Christmas time is not complete in Germany without drinking a glass of Glühwein, the traditional warm spiced mulled wine every merrymaker enjoy as they walk along the charming Christmas markets. But, what does exactly “Glühwein” means? And, more important, which are the ingredients?
“Glühwein” means “glowing wine” and, apparently, its name comes from the hot irons that were formerly used for mulling (these hot irons are not longer used).
Although the most common glühwein is made with red wine, some marketers also serve “Weißer Glühwein”, which is made with white wine.

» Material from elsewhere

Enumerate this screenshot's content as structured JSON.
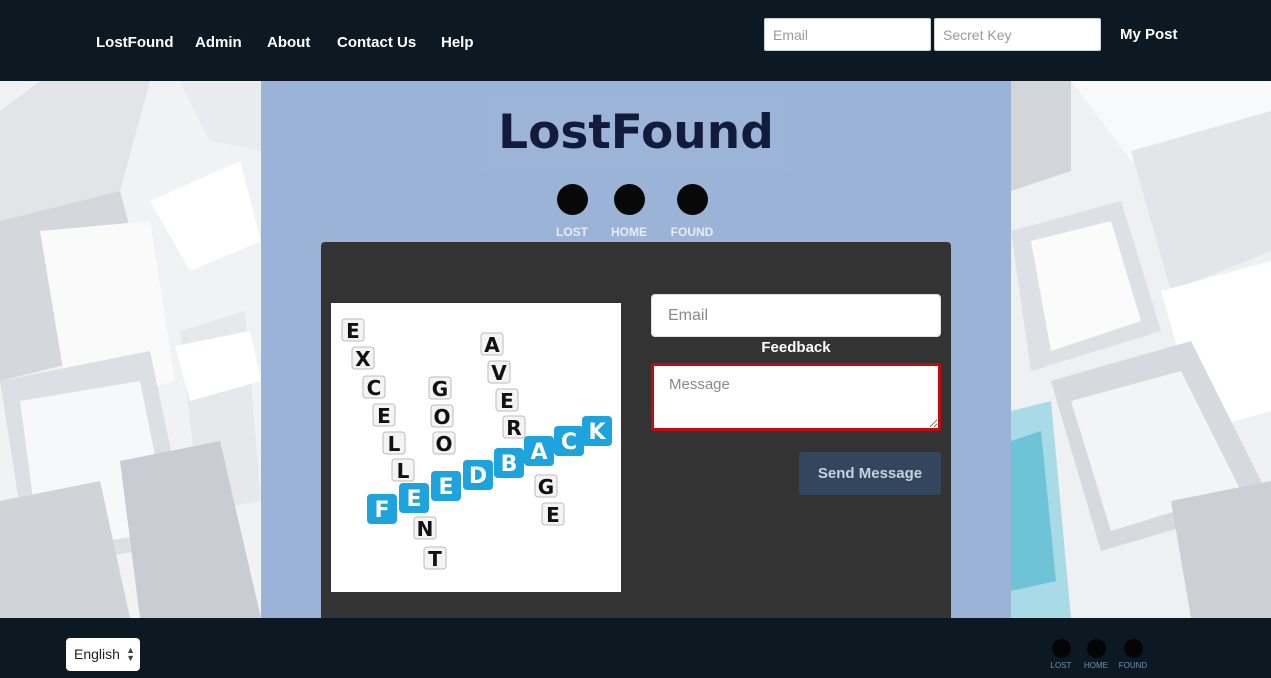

Glühwein is usually made with wine, which is heated up and spiced with Glühweingewürze (cinnamon, cloves, star anise, sugar and orange juice or lemon). Sometimes people add a shot of liquor. That kind of drink is known as Glühwein mit Schuss.
Another variant of Glühwein is the “Feuerzangenbowle” (Fire Tongue Bowl). The recipe is the same as for the “regular” Glühwein, but for this drink a rum-soaked sugarloaf is set on fire and drip into the Glühwein.
A bit of history
The historic origins of Glühwein date back to when wine started going bad, but germans did not want to throw it, so they added some spices to drink it again.
The oldest documented Glühwein dates from 1420 and it is attributed to a German nobleman (Count John IV of Katzelnbogen), the first grower of Riesling grapes of the world.
Where you can find it?
As I previously mentioned, christmas time in Germany is not complete without drinking a glass of Glühwein at the christmas markets.
Glühwein is usually served in a limited edition ceramic mug. Inscribed on it you can find the name of the German city where you are, the current year and a christmas draw.
A glass of Glühwein costs around 3€ + Pfand (a small additional fee). If you want to keep the cute little mug as a souvenir of your visit to a particular Christmas market, you will lose the fee, if not they will give it back to you as soon as you return the mug.
How should you drink the Glühwein?
To be honest the purpose of drinking Glühwein is to warm people from the inside out, so I highly recommend you to drink it really warm. Once the Glühwein is cold it lose some of its charm and it can´t accomplish its main purpose. 😉
Furthermore, it is really common to drink a Glühwein while enjoying some traditional german specialities such as “Lebkuchen” (gingerbread), “Reibekuchen” (potato pancakes) or “Bratwurst” (sausage).
You still have time enough to enjoy this magic drink because the christmas markets are opened until the 23th of December, and they never run out of Glühwein ;).
If you are willing to visit any christmas in the NRW (Northe Rhine Westphalia) region in Germany click here to find more information about them.
Now it is your turn. Have you ever tried Glühwein? Which one do you preffer, red or white? Could you recommend a nice christmas market in Germany?